If you file on time but pay late, the penalty is 0.5% of your unpaid tax bill for every month you are late, up to 25% of your tax bill. You will pay interest on the unpaid sum.
All penalties are calculated as a percentage of taxes due, so there is no penalty for filing late if you don’t owe any tax. If you wish to collect a refund you must file within 3 years of the original due date or the IRS will no longer have to pay your refund.
Full information on penalties, refer to the IRS summary of common individual penalties.
How to Get an Extension of the Filing Deadline
There are two ways to get an extension of the tax filing deadline:
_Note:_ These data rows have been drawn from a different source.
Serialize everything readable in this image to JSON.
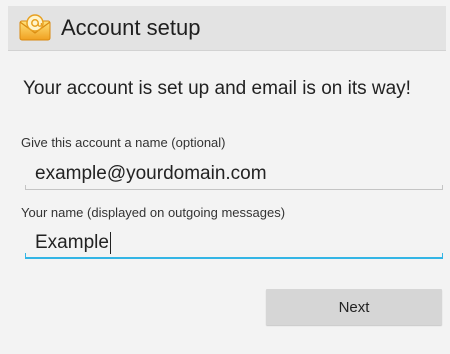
{
  "action_bar": {
    "icon": "email-app-icon",
    "title": "Account setup"
  },
  "content": {
    "headline": "Your account is set up and email is on its way!",
    "account_name": {
      "label": "Give this account a name (optional)",
      "value": "example@yourdomain.com"
    },
    "your_name": {
      "label": "Your name (displayed on outgoing messages)",
      "value": "Example",
      "focused": true
    }
  },
  "buttons": {
    "next_label": "Next"
  },
  "colors": {
    "action_bar_bg": "#e3e3e3",
    "focus_accent": "#33b5e5",
    "button_bg": "#d6d6d6",
    "screen_bg": "#f3f3f3"
  }
}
- The first way is the easiest: if you pay all or part of your estimated tax bill through the IRS electronic payment system before the tax filing deadline, the IRS will automatically give you an extension of the filing deadline.
- The second way is to fill out IRS form 4868. This is a simple form that requires only your name and address, Social Security Numbers for you and your spouse, an estimate of your tax liability, the amount you will pay and the balance due. You will check extra boxes if you live outside the US or if you did not receive wages subject to withholding.
There are three ways to submit the 4868 form:
- By mail. If you’re old-fashioned, you can print the form, fill it out and mail it to the IRS. It’s best to mail it from a post office: the form contains your Social Security Number and if it’s stolen you could face identity theft.
- Through your tax software. Most popular tax software packages give you the option of filing form 4868 through your tax software.
- Through the IRS Free File website. You can go to the IRS Free File website and submit the form there. You can only file your tax return on the site if your adjusted gross income is below $69,000, but any taxpayer of any income level can request an extension through the Free File site.
In any of these cases, you will have to be sure that the form reaches the IRS by the deadline: April 15 in a normal year, July 15 in 2020.
You Still Have to Pay
If you file form 4868 your deadline for filing your tax return will be extended. You will still have to pay your estimated taxes by the filing deadline. If you still owe money after your estimated tax payment you will face a penalty and pay interest on the sum you owe.
The IRS may waive the penalty if you pay your entire estimated amount, your estimate was 90% or more of the total sum you owe, and you pay the balance on or before the extended deadline.
You’ll also need to remember to file your return on or before the extended deadline or you’ll face penalties.
Some taxpayers receive automatic filing deadline extensions:
- If you are living and working outside the US at the time of the deadline you will get an automatic two-month extension of the filing and payment deadline.
- Active-duty military personnel may also receive automatic extensions, especially if they are deployed in hazardous or combat zones.
- If you have been affected by a natural disaster you may receive an extension. Check this list of disasters that qualify for an automatic tax deadline extension to see if the disaster is qualified and how much of an extension you’ll get.
If you’re not sure whether you qualify for an extension or not, confirm your status or file form 4868 or you could find yourself paying penalties.
If you need more time to file your tax return, think about your options early. Don’t wait until the last minute. Remember that an extension of the filing deadline is not an extension of the payment deadline. You will still have to pay your estimated tax bill by the deadline. If your estimate is more than 10% less than your actual bill you may face penalties on the difference.
State tax returns require separate extension requests, so don’t forget to file those forms as well, if you also need more time to file your state tax returns.